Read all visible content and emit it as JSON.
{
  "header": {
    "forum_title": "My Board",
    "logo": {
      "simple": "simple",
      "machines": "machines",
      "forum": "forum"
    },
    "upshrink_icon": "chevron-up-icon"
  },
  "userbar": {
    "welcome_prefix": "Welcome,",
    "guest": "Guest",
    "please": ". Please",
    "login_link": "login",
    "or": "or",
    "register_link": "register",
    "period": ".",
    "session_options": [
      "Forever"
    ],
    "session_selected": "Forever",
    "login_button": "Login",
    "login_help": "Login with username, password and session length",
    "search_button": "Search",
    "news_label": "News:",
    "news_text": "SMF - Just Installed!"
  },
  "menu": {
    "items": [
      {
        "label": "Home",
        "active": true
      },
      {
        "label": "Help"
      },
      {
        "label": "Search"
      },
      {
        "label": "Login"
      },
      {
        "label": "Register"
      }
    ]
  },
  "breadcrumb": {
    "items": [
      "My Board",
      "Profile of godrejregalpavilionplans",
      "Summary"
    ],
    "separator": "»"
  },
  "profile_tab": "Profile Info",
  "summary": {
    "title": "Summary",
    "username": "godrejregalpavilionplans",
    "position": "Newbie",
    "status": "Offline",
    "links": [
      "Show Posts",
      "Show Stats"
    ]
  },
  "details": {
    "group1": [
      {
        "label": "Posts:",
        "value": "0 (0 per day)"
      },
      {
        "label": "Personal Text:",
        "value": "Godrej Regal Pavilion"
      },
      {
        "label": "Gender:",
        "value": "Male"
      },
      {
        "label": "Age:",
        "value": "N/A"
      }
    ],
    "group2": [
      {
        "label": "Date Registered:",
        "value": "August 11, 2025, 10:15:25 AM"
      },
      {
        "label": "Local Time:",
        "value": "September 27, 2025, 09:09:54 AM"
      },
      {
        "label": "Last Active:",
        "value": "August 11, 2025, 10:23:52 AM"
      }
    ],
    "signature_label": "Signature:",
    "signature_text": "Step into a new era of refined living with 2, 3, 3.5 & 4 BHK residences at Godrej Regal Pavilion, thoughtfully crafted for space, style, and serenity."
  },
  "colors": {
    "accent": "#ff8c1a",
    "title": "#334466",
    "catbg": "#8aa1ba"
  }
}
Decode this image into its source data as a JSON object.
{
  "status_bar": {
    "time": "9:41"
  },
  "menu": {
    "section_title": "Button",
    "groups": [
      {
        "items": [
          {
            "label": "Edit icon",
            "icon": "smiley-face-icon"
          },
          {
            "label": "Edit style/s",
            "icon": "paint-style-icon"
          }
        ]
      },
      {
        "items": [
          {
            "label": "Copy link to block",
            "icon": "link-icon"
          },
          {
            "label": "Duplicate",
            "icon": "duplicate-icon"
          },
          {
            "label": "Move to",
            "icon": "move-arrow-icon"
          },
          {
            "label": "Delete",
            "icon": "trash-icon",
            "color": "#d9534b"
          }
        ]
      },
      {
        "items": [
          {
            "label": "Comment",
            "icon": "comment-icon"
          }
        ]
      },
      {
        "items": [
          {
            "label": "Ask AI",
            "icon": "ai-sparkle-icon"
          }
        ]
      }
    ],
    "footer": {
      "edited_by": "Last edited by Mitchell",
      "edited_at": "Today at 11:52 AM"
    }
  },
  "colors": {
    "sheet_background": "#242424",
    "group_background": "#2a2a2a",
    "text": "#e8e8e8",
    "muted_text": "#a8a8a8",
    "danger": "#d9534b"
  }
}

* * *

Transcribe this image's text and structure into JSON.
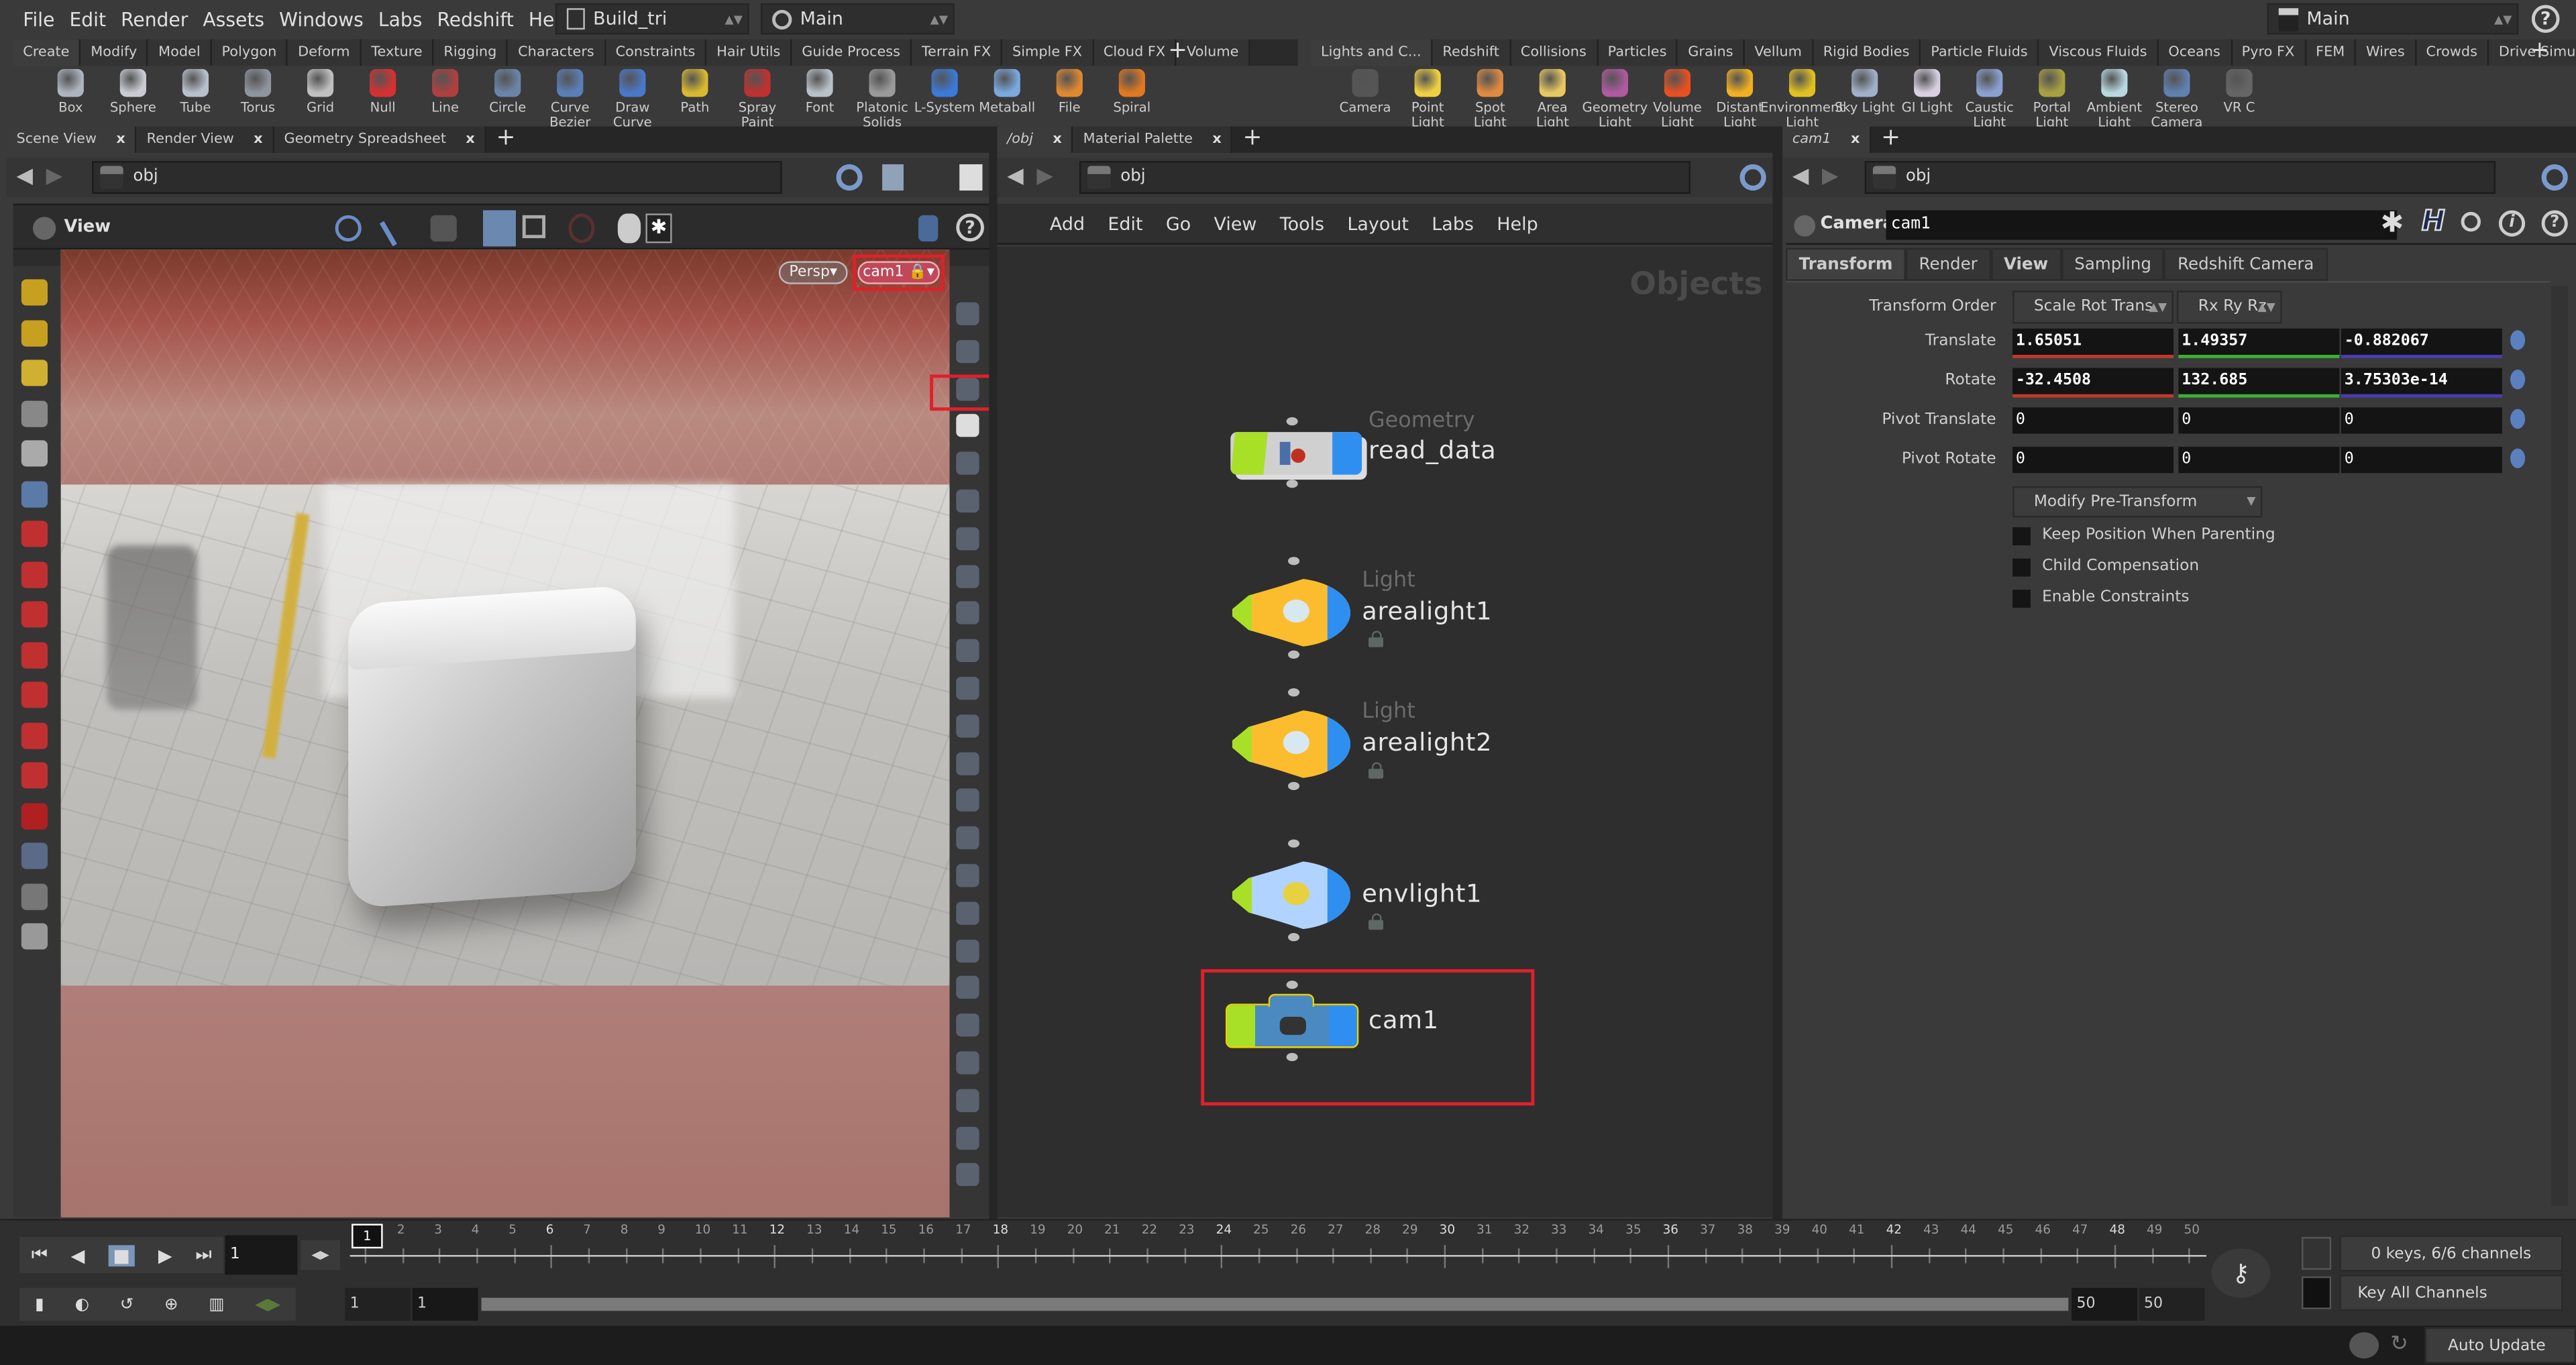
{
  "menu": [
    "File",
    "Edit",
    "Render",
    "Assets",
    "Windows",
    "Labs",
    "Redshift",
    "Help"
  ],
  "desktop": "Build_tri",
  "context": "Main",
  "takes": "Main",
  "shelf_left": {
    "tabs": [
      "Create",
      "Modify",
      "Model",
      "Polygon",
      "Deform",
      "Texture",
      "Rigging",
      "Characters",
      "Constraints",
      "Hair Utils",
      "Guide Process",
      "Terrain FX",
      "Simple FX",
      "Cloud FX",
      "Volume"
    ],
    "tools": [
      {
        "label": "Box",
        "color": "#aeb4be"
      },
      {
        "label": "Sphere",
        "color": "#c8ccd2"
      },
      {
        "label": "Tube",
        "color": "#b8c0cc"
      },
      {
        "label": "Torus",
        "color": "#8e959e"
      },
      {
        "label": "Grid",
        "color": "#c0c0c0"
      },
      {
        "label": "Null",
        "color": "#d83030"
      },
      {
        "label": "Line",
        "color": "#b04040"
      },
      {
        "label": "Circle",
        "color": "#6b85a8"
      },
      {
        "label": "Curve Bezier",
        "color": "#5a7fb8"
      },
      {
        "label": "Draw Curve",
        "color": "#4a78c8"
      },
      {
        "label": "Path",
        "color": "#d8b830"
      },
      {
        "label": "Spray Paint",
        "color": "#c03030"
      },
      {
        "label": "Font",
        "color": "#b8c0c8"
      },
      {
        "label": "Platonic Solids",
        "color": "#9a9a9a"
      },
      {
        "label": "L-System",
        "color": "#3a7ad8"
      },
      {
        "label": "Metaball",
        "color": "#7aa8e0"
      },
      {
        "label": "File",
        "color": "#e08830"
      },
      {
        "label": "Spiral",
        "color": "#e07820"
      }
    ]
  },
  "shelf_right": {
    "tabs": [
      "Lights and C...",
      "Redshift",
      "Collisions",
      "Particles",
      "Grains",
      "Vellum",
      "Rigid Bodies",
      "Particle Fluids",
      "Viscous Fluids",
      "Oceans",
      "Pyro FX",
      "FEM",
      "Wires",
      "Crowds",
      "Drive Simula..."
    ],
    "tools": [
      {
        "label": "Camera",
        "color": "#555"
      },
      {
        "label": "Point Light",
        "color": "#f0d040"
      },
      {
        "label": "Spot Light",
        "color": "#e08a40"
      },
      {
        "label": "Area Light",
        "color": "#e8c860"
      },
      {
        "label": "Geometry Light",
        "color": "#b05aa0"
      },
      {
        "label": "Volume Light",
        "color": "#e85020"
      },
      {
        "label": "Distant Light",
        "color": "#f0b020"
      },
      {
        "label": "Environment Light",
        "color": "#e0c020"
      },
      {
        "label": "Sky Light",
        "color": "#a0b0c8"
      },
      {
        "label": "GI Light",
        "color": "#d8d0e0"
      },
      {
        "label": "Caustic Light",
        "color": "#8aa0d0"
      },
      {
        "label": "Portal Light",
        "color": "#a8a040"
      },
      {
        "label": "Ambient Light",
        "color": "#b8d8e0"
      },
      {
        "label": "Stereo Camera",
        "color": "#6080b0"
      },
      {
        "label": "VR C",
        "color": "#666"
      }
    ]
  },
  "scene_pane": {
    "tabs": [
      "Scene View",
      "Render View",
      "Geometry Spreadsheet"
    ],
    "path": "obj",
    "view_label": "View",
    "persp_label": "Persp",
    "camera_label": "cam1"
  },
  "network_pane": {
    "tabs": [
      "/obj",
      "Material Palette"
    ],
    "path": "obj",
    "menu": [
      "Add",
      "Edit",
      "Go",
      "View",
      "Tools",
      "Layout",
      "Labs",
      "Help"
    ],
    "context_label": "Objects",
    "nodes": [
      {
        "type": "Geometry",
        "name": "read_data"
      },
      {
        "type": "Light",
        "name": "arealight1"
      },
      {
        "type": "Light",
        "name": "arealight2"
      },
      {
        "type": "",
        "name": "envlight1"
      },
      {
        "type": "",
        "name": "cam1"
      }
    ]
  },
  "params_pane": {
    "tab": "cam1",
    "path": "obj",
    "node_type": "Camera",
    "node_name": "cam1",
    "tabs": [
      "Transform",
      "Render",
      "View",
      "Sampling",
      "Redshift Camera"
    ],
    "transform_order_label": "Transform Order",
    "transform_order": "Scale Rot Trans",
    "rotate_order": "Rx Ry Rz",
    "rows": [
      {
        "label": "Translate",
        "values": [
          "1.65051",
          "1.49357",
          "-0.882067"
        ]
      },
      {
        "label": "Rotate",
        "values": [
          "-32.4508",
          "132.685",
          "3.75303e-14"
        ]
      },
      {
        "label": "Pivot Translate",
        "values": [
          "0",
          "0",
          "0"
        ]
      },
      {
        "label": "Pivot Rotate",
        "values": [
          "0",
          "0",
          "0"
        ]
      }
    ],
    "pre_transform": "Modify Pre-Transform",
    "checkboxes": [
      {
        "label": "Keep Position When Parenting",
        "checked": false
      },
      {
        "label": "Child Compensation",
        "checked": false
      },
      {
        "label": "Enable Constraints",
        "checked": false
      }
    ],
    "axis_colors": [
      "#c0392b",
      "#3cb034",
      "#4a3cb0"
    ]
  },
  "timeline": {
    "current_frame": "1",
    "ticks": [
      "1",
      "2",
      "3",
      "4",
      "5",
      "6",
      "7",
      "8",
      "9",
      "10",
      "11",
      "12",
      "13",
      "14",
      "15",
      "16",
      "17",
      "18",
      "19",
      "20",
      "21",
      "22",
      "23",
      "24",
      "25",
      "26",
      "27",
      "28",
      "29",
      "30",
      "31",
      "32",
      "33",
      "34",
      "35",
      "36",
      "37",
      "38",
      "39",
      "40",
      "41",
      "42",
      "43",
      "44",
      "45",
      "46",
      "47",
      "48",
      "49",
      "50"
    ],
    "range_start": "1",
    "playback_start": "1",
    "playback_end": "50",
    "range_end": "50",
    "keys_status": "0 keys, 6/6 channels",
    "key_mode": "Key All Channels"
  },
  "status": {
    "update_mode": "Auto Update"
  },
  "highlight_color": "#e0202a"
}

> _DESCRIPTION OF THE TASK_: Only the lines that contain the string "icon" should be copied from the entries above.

> _TASK RESULT_:
    "upshrink_icon": "chevron-up-icon"
            "label": "Edit icon",
            "icon": "smiley-face-icon"
            "icon": "paint-style-icon"
            "icon": "link-icon"
            "icon": "duplicate-icon"
            "icon": "move-arrow-icon"
            "icon": "trash-icon",
            "icon": "comment-icon"
            "icon": "ai-sparkle-icon"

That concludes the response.